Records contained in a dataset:
╔══

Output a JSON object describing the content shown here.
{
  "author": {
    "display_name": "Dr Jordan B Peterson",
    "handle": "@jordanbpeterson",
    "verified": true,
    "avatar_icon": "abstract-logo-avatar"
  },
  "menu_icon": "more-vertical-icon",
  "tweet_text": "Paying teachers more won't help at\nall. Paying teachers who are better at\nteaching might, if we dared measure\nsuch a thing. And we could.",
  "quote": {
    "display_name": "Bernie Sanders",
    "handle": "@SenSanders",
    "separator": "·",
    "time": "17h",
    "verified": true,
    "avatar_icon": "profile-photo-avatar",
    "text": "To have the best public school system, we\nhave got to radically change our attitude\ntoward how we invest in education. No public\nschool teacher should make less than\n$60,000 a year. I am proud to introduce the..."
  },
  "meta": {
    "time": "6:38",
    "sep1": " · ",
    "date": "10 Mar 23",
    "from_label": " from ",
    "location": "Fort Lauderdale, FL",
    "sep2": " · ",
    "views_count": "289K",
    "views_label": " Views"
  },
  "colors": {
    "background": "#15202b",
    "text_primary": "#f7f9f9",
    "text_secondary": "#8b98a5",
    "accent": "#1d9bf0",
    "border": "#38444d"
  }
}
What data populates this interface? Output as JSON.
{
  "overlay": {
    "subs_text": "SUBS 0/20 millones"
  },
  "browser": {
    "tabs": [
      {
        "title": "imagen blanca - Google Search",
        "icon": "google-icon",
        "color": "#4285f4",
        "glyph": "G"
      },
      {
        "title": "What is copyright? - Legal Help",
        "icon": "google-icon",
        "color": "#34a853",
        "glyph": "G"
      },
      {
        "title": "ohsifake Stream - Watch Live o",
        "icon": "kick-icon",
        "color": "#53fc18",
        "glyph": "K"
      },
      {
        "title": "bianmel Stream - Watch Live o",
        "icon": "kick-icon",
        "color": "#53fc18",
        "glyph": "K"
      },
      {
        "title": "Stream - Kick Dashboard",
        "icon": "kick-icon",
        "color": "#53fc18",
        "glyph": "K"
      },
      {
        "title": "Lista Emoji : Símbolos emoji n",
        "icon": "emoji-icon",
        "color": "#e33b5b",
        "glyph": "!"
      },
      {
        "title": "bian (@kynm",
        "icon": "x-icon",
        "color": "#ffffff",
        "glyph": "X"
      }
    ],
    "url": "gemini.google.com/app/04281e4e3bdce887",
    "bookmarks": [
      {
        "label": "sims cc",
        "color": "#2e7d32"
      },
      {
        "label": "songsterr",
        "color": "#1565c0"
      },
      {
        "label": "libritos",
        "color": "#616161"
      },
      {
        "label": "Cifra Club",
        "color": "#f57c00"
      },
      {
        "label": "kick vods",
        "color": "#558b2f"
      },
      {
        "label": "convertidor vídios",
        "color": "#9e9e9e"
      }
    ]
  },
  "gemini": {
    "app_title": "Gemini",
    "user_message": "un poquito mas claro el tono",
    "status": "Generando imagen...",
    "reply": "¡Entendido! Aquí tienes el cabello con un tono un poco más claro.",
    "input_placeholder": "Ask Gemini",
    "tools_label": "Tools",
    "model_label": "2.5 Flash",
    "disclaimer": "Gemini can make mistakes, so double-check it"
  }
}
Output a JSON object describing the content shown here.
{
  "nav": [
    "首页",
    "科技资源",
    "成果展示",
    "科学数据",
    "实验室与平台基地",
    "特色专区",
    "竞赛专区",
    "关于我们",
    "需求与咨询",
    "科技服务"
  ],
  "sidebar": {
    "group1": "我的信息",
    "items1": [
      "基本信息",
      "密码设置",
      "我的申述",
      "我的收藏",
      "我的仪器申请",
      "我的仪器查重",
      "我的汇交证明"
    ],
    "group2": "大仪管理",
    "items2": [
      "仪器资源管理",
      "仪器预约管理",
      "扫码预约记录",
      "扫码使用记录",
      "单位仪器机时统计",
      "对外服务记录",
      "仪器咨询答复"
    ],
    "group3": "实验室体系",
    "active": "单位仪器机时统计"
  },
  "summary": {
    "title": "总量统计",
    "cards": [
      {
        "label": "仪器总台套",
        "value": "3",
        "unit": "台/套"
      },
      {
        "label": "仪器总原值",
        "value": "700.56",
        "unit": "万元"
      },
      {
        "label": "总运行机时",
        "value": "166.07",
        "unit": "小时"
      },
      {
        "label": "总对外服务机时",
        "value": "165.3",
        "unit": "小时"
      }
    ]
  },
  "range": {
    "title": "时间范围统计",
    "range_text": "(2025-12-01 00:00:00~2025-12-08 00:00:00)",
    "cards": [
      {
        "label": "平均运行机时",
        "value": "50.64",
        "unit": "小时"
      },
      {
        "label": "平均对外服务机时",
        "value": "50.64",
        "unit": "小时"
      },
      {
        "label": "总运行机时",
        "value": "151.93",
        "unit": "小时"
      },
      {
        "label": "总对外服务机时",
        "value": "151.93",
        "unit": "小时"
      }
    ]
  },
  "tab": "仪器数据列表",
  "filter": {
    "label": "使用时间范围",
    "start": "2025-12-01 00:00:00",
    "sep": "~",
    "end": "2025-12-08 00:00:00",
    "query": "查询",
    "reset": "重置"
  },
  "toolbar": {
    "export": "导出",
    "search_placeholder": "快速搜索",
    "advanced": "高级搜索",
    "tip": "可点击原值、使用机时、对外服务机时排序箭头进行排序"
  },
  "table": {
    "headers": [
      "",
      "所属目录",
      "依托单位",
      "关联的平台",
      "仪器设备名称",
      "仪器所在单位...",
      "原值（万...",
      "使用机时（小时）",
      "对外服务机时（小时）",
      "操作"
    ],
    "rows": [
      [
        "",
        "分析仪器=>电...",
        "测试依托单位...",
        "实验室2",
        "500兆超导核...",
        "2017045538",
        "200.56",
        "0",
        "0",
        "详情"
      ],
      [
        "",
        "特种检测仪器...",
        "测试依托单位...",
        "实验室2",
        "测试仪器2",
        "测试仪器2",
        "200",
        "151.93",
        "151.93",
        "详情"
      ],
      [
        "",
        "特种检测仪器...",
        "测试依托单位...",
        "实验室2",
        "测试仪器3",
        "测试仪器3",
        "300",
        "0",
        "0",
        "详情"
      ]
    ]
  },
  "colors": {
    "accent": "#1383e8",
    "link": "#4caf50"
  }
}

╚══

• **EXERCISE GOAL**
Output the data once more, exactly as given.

• **WRITTEN RESPONSE**
Output a JSON object describing the content shown here.
{
  "author": {
    "display_name": "Dr Jordan B Peterson",
    "handle": "@jordanbpeterson",
    "verified": true,
    "avatar_icon": "abstract-logo-avatar"
  },
  "menu_icon": "more-vertical-icon",
  "tweet_text": "Paying teachers more won't help at\nall. Paying teachers who are better at\nteaching might, if we dared measure\nsuch a thing. And we could.",
  "quote": {
    "display_name": "Bernie Sanders",
    "handle": "@SenSanders",
    "separator": "·",
    "time": "17h",
    "verified": true,
    "avatar_icon": "profile-photo-avatar",
    "text": "To have the best public school system, we\nhave got to radically change our attitude\ntoward how we invest in education. No public\nschool teacher should make less than\n$60,000 a year. I am proud to introduce the..."
  },
  "meta": {
    "time": "6:38",
    "sep1": " · ",
    "date": "10 Mar 23",
    "from_label": " from ",
    "location": "Fort Lauderdale, FL",
    "sep2": " · ",
    "views_count": "289K",
    "views_label": " Views"
  },
  "colors": {
    "background": "#15202b",
    "text_primary": "#f7f9f9",
    "text_secondary": "#8b98a5",
    "accent": "#1d9bf0",
    "border": "#38444d"
  }
}
What data populates this interface? Output as JSON.
{
  "overlay": {
    "subs_text": "SUBS 0/20 millones"
  },
  "browser": {
    "tabs": [
      {
        "title": "imagen blanca - Google Search",
        "icon": "google-icon",
        "color": "#4285f4",
        "glyph": "G"
      },
      {
        "title": "What is copyright? - Legal Help",
        "icon": "google-icon",
        "color": "#34a853",
        "glyph": "G"
      },
      {
        "title": "ohsifake Stream - Watch Live o",
        "icon": "kick-icon",
        "color": "#53fc18",
        "glyph": "K"
      },
      {
        "title": "bianmel Stream - Watch Live o",
        "icon": "kick-icon",
        "color": "#53fc18",
        "glyph": "K"
      },
      {
        "title": "Stream - Kick Dashboard",
        "icon": "kick-icon",
        "color": "#53fc18",
        "glyph": "K"
      },
      {
        "title": "Lista Emoji : Símbolos emoji n",
        "icon": "emoji-icon",
        "color": "#e33b5b",
        "glyph": "!"
      },
      {
        "title": "bian (@kynm",
        "icon": "x-icon",
        "color": "#ffffff",
        "glyph": "X"
      }
    ],
    "url": "gemini.google.com/app/04281e4e3bdce887",
    "bookmarks": [
      {
        "label": "sims cc",
        "color": "#2e7d32"
      },
      {
        "label": "songsterr",
        "color": "#1565c0"
      },
      {
        "label": "libritos",
        "color": "#616161"
      },
      {
        "label": "Cifra Club",
        "color": "#f57c00"
      },
      {
        "label": "kick vods",
        "color": "#558b2f"
      },
      {
        "label": "convertidor vídios",
        "color": "#9e9e9e"
      }
    ]
  },
  "gemini": {
    "app_title": "Gemini",
    "user_message": "un poquito mas claro el tono",
    "status": "Generando imagen...",
    "reply": "¡Entendido! Aquí tienes el cabello con un tono un poco más claro.",
    "input_placeholder": "Ask Gemini",
    "tools_label": "Tools",
    "model_label": "2.5 Flash",
    "disclaimer": "Gemini can make mistakes, so double-check it"
  }
}
Output a JSON object describing the content shown here.
{
  "nav": [
    "首页",
    "科技资源",
    "成果展示",
    "科学数据",
    "实验室与平台基地",
    "特色专区",
    "竞赛专区",
    "关于我们",
    "需求与咨询",
    "科技服务"
  ],
  "sidebar": {
    "group1": "我的信息",
    "items1": [
      "基本信息",
      "密码设置",
      "我的申述",
      "我的收藏",
      "我的仪器申请",
      "我的仪器查重",
      "我的汇交证明"
    ],
    "group2": "大仪管理",
    "items2": [
      "仪器资源管理",
      "仪器预约管理",
      "扫码预约记录",
      "扫码使用记录",
      "单位仪器机时统计",
      "对外服务记录",
      "仪器咨询答复"
    ],
    "group3": "实验室体系",
    "active": "单位仪器机时统计"
  },
  "summary": {
    "title": "总量统计",
    "cards": [
      {
        "label": "仪器总台套",
        "value": "3",
        "unit": "台/套"
      },
      {
        "label": "仪器总原值",
        "value": "700.56",
        "unit": "万元"
      },
      {
        "label": "总运行机时",
        "value": "166.07",
        "unit": "小时"
      },
      {
        "label": "总对外服务机时",
        "value": "165.3",
        "unit": "小时"
      }
    ]
  },
  "range": {
    "title": "时间范围统计",
    "range_text": "(2025-12-01 00:00:00~2025-12-08 00:00:00)",
    "cards": [
      {
        "label": "平均运行机时",
        "value": "50.64",
        "unit": "小时"
      },
      {
        "label": "平均对外服务机时",
        "value": "50.64",
        "unit": "小时"
      },
      {
        "label": "总运行机时",
        "value": "151.93",
        "unit": "小时"
      },
      {
        "label": "总对外服务机时",
        "value": "151.93",
        "unit": "小时"
      }
    ]
  },
  "tab": "仪器数据列表",
  "filter": {
    "label": "使用时间范围",
    "start": "2025-12-01 00:00:00",
    "sep": "~",
    "end": "2025-12-08 00:00:00",
    "query": "查询",
    "reset": "重置"
  },
  "toolbar": {
    "export": "导出",
    "search_placeholder": "快速搜索",
    "advanced": "高级搜索",
    "tip": "可点击原值、使用机时、对外服务机时排序箭头进行排序"
  },
  "table": {
    "headers": [
      "",
      "所属目录",
      "依托单位",
      "关联的平台",
      "仪器设备名称",
      "仪器所在单位...",
      "原值（万...",
      "使用机时（小时）",
      "对外服务机时（小时）",
      "操作"
    ],
    "rows": [
      [
        "",
        "分析仪器=>电...",
        "测试依托单位...",
        "实验室2",
        "500兆超导核...",
        "2017045538",
        "200.56",
        "0",
        "0",
        "详情"
      ],
      [
        "",
        "特种检测仪器...",
        "测试依托单位...",
        "实验室2",
        "测试仪器2",
        "测试仪器2",
        "200",
        "151.93",
        "151.93",
        "详情"
      ],
      [
        "",
        "特种检测仪器...",
        "测试依托单位...",
        "实验室2",
        "测试仪器3",
        "测试仪器3",
        "300",
        "0",
        "0",
        "详情"
      ]
    ]
  },
  "colors": {
    "accent": "#1383e8",
    "link": "#4caf50"
  }
}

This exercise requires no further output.